There is perhaps no better indication of the pickle higher ed finds itself in than this: Even as the online education freight train bears down on universities’ business models, they are still spending millions bloating their administrative staff to previously unheard-of levels:
The number of Purdue administrators has jumped 54 percent in the past decade—almost eight times the growth rate of tenured and tenure-track faculty. “We’re here to deliver a high-quality education at as low a price as possible,” says [faculty senate chairman J. Paul] Robinson. “Why is it that we can’t find any money for more faculty, but there seems to be an almost unlimited budget for administrators?”
Purdue is among the U.S. colleges layering up at the top at a time when budgets are tight, students are amassing record debt, and tuition is skyrocketing. U.S. Department of Education data show that Purdue is typical: At universities nationwide, employment of administrators jumped 60 percent from 1993 to 2009, 10 times the growth rate for tenured faculty. “Administrative bloat is clearly contributing to the overall cost of higher education,” says Jay Greene, an education professor at the University of Arkansas. In a 2010 study, Greene found that from 1993 to 2007, spending on administration rose almost twice as fast as funding for research and teaching at 198 leading U.S. universities.
Purdue’s president has defended the administrative growth, arguing that new administrators are needed to keep up with grants and to market the school to out-of-state students, who pay twice the amount as in-state residents. Witness the relentless, circular logic inflating the higher ed bubble: We need to raise tuition in order to pay top-dollar for marketing gurus who will lure in more out-of-state students who pay higher tuition rates.

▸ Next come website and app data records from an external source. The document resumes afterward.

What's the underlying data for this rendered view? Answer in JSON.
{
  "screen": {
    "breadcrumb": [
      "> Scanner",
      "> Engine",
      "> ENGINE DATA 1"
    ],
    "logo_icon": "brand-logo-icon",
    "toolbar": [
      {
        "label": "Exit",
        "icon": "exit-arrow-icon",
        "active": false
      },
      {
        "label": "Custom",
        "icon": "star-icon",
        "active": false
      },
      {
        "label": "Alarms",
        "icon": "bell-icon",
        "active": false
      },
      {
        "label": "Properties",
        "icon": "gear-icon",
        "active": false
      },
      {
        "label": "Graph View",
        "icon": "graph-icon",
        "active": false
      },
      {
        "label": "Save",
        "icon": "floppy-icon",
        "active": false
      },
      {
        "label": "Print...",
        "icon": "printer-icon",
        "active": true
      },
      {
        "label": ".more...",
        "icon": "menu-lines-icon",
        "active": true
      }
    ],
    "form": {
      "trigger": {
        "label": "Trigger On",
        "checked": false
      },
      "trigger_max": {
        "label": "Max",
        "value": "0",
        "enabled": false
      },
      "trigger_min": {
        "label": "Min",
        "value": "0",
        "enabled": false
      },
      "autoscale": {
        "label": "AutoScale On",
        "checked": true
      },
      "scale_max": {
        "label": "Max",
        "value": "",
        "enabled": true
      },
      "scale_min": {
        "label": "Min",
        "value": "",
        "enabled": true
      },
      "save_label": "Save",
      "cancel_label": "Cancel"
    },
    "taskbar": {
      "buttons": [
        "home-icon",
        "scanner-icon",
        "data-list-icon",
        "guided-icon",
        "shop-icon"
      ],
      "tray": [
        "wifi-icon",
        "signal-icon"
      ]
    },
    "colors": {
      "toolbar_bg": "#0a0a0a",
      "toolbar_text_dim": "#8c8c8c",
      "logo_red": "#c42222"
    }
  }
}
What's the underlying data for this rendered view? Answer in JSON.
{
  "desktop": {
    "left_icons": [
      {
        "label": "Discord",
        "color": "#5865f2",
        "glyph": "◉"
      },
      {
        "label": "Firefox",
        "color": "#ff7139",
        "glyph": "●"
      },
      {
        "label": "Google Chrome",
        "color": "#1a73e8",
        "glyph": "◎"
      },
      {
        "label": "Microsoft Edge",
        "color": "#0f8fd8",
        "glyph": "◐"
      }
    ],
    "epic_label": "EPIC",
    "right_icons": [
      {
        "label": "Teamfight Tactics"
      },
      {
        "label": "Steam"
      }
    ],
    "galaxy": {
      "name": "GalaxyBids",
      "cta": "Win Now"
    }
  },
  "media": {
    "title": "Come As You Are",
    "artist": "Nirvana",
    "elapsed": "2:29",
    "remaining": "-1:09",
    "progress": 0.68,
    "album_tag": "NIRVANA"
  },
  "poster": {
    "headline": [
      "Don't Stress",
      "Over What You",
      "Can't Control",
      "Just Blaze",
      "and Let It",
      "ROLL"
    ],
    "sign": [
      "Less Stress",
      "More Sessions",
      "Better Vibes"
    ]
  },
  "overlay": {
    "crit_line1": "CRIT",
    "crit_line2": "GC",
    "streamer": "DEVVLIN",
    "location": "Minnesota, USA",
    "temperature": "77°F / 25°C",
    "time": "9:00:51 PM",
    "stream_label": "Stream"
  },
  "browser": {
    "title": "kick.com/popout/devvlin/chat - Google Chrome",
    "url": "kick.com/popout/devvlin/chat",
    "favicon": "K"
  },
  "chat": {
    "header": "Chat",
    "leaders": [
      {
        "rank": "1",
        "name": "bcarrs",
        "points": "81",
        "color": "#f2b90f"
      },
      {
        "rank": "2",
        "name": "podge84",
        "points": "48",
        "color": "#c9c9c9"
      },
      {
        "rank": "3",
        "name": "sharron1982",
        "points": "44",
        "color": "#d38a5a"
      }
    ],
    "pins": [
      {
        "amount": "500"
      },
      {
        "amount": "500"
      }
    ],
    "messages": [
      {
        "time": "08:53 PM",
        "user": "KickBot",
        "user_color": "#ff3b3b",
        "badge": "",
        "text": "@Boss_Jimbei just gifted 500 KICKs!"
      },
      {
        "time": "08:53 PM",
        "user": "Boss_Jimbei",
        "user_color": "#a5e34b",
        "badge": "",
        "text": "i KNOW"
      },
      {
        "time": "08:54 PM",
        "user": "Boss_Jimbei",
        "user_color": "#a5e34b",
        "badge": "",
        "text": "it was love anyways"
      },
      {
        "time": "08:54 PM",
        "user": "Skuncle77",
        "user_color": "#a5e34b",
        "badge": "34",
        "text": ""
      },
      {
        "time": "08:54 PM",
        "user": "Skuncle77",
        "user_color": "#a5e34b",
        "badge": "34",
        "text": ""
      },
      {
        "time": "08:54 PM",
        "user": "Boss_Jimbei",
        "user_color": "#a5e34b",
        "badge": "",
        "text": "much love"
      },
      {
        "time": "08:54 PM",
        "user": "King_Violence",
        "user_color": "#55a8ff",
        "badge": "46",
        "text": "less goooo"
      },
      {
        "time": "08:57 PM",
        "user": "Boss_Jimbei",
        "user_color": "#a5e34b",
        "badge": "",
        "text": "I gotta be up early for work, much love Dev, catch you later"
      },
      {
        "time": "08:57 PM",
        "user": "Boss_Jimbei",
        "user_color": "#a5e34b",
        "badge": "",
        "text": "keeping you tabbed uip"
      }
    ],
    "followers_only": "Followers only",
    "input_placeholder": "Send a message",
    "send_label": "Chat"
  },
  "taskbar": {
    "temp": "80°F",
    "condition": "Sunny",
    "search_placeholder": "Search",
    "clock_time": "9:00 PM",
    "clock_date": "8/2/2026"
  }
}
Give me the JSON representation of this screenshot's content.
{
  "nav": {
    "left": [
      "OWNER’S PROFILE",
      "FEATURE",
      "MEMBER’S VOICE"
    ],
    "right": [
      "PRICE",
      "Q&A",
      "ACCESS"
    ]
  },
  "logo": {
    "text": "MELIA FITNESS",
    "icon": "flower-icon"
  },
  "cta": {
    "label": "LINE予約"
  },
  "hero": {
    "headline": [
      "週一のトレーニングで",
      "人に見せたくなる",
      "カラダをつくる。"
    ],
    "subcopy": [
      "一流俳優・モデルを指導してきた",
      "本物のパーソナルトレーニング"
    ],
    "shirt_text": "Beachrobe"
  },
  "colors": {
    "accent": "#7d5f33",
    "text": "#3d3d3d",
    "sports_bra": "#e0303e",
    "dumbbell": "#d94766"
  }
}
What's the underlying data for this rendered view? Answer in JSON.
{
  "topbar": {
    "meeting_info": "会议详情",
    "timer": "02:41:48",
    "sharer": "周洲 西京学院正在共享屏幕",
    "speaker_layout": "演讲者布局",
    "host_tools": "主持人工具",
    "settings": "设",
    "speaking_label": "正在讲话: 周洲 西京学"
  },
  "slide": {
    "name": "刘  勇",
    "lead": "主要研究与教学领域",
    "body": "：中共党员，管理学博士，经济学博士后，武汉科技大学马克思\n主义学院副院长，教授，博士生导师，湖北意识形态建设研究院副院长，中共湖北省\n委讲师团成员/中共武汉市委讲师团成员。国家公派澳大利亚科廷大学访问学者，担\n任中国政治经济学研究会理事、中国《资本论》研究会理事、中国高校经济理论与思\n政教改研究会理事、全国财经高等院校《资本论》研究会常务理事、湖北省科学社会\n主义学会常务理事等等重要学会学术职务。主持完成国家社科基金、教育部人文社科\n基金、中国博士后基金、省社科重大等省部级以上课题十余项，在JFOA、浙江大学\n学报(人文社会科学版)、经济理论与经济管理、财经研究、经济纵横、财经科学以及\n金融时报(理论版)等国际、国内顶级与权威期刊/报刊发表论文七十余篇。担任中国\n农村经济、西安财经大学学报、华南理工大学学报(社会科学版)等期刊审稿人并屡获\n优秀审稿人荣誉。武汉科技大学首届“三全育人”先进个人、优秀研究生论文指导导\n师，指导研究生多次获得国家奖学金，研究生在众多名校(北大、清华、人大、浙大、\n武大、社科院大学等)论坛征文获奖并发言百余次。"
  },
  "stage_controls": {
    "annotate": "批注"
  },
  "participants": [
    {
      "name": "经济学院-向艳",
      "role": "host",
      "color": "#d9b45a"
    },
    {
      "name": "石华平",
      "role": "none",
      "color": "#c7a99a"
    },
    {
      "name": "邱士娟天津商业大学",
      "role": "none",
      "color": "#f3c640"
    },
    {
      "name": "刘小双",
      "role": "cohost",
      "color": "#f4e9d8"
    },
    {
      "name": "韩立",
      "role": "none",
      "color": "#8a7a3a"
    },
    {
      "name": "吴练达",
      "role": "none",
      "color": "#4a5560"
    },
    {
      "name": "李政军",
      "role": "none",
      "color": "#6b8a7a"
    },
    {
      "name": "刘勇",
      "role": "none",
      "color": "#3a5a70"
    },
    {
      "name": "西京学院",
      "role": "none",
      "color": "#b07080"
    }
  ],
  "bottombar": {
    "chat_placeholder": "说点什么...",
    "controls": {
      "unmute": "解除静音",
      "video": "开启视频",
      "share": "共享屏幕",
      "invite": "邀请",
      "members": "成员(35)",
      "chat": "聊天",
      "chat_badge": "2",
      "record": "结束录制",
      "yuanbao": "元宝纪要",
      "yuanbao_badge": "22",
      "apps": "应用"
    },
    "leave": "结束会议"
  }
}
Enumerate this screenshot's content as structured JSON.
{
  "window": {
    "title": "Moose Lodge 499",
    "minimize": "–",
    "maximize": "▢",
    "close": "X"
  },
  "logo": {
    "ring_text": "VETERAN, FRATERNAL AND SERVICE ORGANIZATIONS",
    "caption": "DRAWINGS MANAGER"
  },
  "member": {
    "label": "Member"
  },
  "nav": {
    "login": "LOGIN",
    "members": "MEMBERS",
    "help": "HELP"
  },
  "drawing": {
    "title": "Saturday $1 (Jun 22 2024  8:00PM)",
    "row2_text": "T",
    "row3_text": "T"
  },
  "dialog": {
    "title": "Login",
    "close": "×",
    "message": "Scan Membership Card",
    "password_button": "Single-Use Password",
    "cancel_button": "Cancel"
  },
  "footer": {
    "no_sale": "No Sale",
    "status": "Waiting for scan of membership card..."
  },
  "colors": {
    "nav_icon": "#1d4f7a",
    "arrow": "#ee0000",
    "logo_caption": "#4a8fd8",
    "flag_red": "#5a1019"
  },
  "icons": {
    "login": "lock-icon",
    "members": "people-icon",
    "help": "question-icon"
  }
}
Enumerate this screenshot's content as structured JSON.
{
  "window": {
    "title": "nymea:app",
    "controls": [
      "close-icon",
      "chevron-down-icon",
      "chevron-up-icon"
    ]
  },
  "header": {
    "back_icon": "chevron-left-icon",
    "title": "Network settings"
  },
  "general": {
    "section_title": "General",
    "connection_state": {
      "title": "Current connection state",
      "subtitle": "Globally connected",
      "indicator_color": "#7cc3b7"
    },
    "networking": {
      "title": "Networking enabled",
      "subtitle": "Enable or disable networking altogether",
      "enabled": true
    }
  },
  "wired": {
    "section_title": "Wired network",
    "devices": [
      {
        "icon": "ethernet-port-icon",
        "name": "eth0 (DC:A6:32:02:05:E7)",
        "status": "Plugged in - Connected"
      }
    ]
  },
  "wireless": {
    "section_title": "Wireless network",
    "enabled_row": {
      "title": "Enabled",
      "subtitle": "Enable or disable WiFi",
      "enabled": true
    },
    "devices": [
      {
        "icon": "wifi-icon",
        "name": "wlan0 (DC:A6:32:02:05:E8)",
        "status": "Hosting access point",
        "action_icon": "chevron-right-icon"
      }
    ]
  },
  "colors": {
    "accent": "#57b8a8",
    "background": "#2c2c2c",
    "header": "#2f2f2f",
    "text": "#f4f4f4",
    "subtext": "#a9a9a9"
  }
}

The good news, however, is that this cannot last. One thing to remember: much of the college executive bloat is the direct result of an ever increasing government presence in and regulation of American higher education. Smaller administrations more closely focused on supporting teaching and real research: moving in that direction would help more colleges and universities become, as they like to say on campus, “sustainable.”